- [DATA RECORDS]
------

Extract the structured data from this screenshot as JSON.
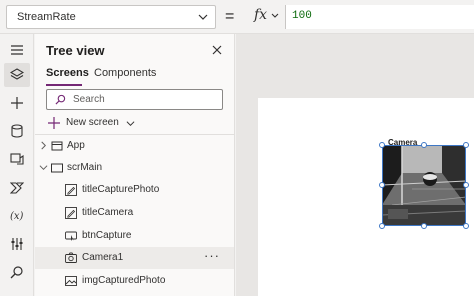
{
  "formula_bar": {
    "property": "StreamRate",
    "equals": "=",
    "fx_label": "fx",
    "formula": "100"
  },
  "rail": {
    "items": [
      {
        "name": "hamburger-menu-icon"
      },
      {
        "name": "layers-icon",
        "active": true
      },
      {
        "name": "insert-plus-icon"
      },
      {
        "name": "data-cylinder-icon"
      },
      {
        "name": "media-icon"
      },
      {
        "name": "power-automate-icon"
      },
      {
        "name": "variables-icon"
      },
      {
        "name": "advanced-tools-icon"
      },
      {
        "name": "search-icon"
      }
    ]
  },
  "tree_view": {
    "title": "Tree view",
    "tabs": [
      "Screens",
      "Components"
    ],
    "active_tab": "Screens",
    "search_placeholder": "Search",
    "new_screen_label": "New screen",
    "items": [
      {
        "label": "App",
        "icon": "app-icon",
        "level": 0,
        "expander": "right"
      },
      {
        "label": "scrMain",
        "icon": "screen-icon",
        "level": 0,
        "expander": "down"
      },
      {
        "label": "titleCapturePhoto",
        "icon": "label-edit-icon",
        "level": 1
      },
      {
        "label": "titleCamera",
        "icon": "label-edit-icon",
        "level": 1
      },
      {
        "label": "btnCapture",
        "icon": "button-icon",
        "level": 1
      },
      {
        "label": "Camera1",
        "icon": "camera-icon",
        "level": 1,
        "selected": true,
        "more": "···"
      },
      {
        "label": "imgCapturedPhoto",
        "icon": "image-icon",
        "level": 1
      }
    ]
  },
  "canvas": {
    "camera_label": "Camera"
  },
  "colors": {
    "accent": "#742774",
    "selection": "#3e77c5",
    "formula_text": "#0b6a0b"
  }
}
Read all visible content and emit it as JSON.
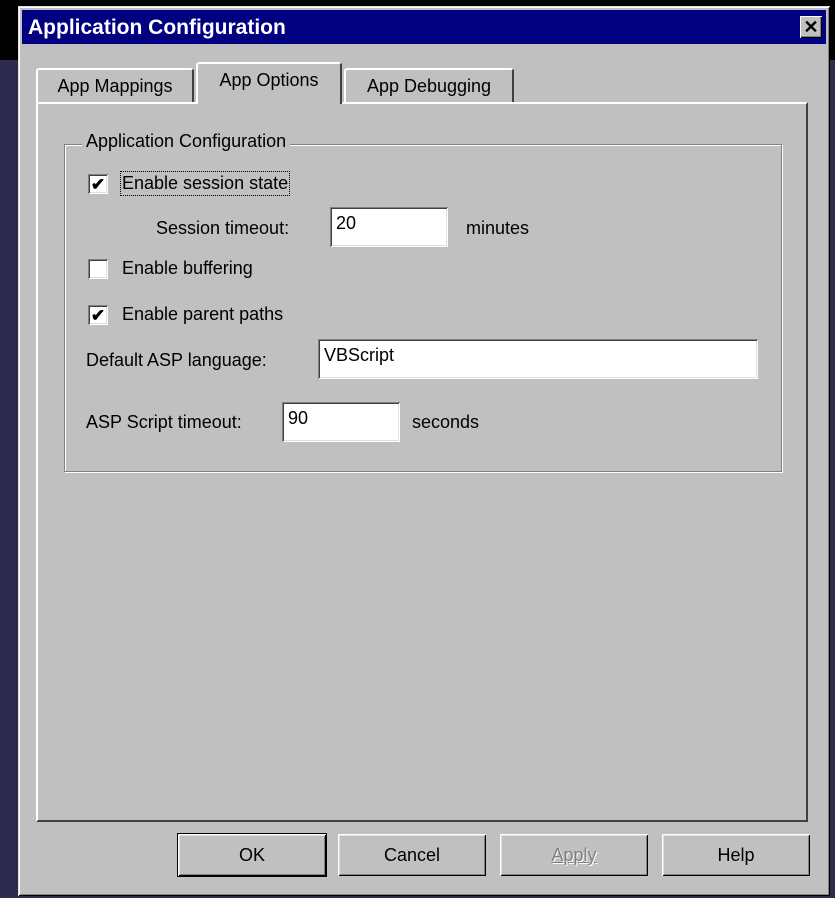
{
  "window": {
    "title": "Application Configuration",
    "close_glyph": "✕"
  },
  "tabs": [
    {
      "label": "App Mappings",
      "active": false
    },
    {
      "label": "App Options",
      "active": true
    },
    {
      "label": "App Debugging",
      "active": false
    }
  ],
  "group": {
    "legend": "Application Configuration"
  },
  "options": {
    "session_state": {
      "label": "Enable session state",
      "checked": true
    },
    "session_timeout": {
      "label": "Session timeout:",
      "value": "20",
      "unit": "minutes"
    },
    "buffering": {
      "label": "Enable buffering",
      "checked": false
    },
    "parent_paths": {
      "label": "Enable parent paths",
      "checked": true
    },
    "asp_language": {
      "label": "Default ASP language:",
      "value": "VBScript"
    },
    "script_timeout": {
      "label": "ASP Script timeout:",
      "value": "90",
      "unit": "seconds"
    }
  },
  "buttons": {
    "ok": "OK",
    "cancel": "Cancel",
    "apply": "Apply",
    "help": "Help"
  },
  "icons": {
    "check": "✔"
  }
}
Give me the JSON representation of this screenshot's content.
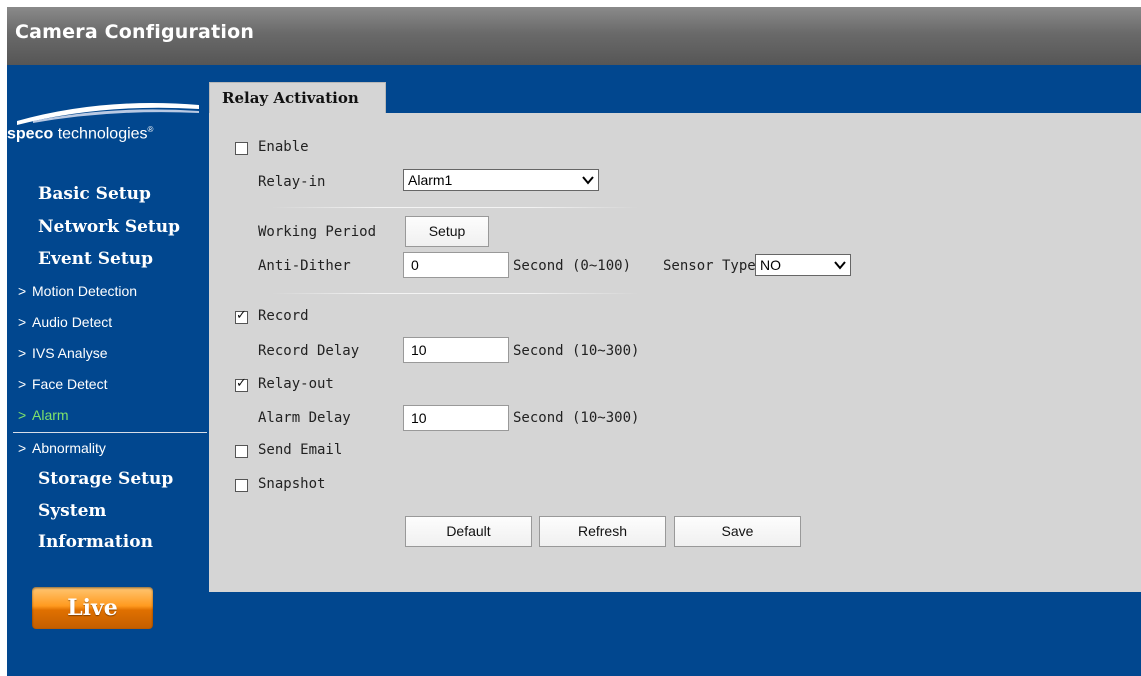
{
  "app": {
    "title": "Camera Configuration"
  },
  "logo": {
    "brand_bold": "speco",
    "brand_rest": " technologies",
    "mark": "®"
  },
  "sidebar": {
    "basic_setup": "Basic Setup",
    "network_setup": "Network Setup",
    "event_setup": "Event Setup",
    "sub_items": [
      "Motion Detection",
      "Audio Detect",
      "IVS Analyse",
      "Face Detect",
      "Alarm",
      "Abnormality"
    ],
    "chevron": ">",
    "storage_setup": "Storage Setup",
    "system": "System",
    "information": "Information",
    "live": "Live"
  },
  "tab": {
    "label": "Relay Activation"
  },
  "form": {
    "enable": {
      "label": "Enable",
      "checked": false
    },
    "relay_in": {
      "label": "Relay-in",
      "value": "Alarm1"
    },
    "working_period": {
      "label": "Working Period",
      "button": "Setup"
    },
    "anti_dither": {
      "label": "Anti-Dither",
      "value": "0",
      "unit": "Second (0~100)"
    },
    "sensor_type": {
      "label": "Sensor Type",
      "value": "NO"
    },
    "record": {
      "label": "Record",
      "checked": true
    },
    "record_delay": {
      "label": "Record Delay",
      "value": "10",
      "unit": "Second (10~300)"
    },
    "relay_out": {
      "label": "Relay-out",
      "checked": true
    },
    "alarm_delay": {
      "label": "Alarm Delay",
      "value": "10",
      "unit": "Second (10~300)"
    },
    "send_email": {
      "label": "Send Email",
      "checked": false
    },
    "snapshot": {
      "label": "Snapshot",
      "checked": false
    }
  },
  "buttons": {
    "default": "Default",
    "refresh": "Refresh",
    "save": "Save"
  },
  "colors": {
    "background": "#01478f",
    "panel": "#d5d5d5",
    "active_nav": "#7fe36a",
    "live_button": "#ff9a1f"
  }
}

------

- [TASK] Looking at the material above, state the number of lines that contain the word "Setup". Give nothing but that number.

- [THE COMPLETED TASK] 5